PROBLEM
Find every line in the records below that holds the word "main", and copy each one.

RECORDS PROVIDED
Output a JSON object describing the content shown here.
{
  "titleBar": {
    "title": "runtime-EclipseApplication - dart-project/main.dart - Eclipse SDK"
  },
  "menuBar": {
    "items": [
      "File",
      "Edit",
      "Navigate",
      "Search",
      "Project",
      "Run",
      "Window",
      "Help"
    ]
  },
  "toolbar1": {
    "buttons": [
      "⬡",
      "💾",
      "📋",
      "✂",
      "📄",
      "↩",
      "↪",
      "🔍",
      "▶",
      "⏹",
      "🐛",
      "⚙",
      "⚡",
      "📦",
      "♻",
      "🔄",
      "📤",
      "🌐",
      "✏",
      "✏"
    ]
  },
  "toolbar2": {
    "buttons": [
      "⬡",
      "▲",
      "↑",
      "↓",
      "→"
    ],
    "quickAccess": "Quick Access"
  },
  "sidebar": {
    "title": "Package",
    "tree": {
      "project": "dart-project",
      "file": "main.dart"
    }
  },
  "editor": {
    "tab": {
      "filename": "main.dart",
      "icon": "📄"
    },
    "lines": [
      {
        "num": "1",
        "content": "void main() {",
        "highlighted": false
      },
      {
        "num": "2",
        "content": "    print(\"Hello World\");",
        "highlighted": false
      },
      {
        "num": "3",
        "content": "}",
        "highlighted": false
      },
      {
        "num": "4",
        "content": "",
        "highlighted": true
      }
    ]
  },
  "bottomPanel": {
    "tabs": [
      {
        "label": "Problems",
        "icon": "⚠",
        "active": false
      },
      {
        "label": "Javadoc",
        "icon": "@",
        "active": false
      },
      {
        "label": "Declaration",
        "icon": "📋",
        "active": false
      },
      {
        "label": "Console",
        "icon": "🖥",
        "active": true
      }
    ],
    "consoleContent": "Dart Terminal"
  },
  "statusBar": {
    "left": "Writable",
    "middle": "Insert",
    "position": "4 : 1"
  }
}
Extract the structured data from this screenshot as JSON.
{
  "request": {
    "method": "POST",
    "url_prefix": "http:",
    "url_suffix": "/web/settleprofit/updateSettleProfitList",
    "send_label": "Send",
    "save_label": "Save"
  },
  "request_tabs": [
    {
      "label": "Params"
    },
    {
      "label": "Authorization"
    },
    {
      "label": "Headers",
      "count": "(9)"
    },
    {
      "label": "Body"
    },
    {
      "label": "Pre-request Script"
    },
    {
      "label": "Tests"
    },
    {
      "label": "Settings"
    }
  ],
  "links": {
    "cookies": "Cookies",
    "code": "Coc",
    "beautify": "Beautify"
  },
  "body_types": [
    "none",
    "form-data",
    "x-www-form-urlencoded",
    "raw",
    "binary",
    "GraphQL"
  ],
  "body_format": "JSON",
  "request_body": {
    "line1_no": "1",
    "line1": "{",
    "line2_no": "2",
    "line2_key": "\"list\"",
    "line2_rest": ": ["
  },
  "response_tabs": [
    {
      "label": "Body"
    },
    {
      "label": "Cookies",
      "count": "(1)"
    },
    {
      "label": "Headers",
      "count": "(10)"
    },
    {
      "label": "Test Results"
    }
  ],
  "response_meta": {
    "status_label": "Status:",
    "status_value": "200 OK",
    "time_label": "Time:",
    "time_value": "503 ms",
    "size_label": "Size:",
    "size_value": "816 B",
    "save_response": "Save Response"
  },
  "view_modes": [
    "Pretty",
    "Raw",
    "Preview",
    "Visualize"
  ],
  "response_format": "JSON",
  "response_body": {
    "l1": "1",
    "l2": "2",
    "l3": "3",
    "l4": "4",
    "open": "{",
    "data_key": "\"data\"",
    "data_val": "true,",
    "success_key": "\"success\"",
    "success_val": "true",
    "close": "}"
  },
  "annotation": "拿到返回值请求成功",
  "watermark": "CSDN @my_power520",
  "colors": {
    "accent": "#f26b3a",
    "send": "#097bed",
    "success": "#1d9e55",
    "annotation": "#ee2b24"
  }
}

TASK ANSWER
    "title": "runtime-EclipseApplication - dart-project/main.dart - Eclipse SDK"
      "file": "main.dart"
      "filename": "main.dart",
        "content": "void main() {",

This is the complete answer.